Entries from a dataset of interfaces:

┄┄┄┄┄┄┄┄┄┄┄┄┄┄┄┄┄┄┄┄

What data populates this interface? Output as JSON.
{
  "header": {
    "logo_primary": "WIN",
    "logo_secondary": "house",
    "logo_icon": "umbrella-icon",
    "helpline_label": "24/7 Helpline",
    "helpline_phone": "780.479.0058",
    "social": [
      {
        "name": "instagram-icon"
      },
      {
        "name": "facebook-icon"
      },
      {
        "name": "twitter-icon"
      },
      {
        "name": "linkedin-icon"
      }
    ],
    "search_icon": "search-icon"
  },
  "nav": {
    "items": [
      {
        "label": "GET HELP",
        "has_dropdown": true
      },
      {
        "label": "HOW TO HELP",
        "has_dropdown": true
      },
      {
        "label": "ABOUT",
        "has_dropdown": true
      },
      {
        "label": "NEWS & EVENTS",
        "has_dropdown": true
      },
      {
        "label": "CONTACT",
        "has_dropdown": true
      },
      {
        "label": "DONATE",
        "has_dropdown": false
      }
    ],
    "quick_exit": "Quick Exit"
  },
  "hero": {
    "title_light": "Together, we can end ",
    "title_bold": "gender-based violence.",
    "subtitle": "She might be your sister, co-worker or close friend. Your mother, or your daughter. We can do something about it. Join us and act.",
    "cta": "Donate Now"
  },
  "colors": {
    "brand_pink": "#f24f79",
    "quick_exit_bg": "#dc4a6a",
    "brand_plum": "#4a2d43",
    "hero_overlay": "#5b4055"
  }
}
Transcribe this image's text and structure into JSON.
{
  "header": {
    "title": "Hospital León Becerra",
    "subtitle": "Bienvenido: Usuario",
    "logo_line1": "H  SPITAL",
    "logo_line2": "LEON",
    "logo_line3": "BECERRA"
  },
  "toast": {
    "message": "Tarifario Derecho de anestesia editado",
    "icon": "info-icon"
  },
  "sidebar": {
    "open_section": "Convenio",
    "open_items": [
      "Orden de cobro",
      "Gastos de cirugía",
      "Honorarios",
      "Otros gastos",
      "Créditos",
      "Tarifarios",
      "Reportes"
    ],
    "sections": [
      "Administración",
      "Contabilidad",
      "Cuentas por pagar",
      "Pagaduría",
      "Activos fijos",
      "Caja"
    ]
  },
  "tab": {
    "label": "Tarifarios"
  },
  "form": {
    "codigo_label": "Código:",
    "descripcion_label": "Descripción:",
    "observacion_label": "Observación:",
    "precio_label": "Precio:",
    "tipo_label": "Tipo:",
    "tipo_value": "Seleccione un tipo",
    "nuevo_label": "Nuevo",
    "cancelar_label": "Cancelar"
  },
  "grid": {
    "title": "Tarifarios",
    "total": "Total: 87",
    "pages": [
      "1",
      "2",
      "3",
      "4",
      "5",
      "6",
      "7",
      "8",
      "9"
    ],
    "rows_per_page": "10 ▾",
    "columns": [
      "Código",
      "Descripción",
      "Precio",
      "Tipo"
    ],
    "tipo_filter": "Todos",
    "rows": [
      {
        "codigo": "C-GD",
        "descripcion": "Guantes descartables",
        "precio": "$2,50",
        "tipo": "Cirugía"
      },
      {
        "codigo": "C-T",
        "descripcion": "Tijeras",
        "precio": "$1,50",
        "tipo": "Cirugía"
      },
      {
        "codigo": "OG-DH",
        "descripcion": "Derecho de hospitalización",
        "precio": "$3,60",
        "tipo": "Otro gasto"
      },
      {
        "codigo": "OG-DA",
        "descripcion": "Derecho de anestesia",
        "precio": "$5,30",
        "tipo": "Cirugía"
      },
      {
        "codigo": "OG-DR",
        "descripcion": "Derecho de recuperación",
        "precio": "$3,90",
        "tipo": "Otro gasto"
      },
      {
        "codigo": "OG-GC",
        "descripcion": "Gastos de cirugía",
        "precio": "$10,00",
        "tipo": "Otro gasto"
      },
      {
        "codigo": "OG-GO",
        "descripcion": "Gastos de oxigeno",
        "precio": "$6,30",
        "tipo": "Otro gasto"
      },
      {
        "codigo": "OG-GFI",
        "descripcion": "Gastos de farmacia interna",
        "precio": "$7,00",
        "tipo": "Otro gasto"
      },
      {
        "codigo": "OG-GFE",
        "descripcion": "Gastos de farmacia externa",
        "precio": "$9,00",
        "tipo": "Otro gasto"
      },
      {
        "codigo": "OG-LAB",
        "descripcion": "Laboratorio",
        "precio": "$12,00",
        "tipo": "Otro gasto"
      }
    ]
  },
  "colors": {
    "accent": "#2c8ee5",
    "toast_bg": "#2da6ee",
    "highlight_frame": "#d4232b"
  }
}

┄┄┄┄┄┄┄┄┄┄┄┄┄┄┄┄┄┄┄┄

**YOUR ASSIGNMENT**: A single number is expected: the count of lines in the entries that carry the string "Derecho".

**REPLY**: 4